▸ Work to complete
Repeat every entry word for word, skipping the pictures.

▸ Study material
━━━━━━━━━━

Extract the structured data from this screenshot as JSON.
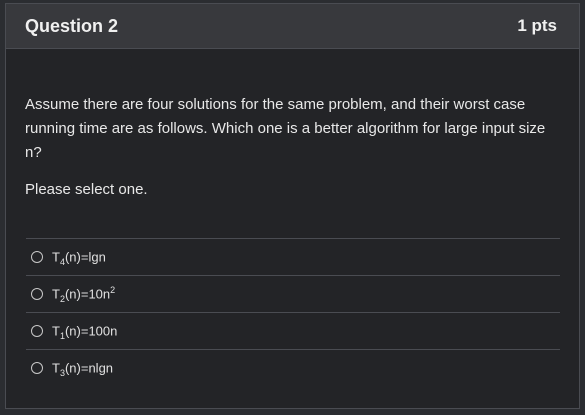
{
  "question": {
    "title": "Question 2",
    "points": "1 pts",
    "text": "Assume there are four solutions for the same problem, and their worst case running time are as follows. Which one is a better algorithm for large input size n?",
    "instruction": "Please select one."
  },
  "answers": [
    {
      "prefix": "T",
      "sub": "4",
      "expr": "(n)=lgn",
      "sup": ""
    },
    {
      "prefix": "T",
      "sub": "2",
      "expr": "(n)=10n",
      "sup": "2"
    },
    {
      "prefix": "T",
      "sub": "1",
      "expr": "(n)=100n",
      "sup": ""
    },
    {
      "prefix": "T",
      "sub": "3",
      "expr": "(n)=nlgn",
      "sup": ""
    }
  ]
}
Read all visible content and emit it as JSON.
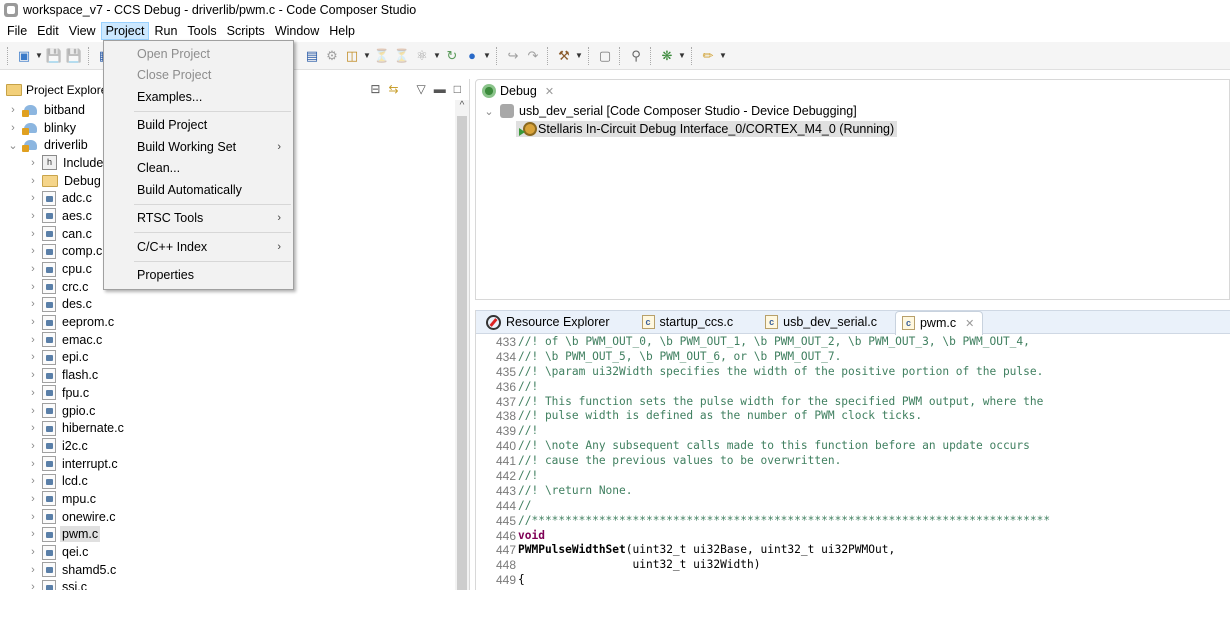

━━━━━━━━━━

▸ Exercise solution
Extract the structured data from this screenshot as JSON.
{
  "question": {
    "title": "Question 2",
    "points": "1 pts",
    "text": "Assume there are four solutions for the same problem, and their worst case running time are as follows. Which one is a better algorithm for large input size n?",
    "instruction": "Please select one."
  },
  "answers": [
    {
      "prefix": "T",
      "sub": "4",
      "expr": "(n)=lgn",
      "sup": ""
    },
    {
      "prefix": "T",
      "sub": "2",
      "expr": "(n)=10n",
      "sup": "2"
    },
    {
      "prefix": "T",
      "sub": "1",
      "expr": "(n)=100n",
      "sup": ""
    },
    {
      "prefix": "T",
      "sub": "3",
      "expr": "(n)=nlgn",
      "sup": ""
    }
  ]
}
Read all visible content and emit it as JSON.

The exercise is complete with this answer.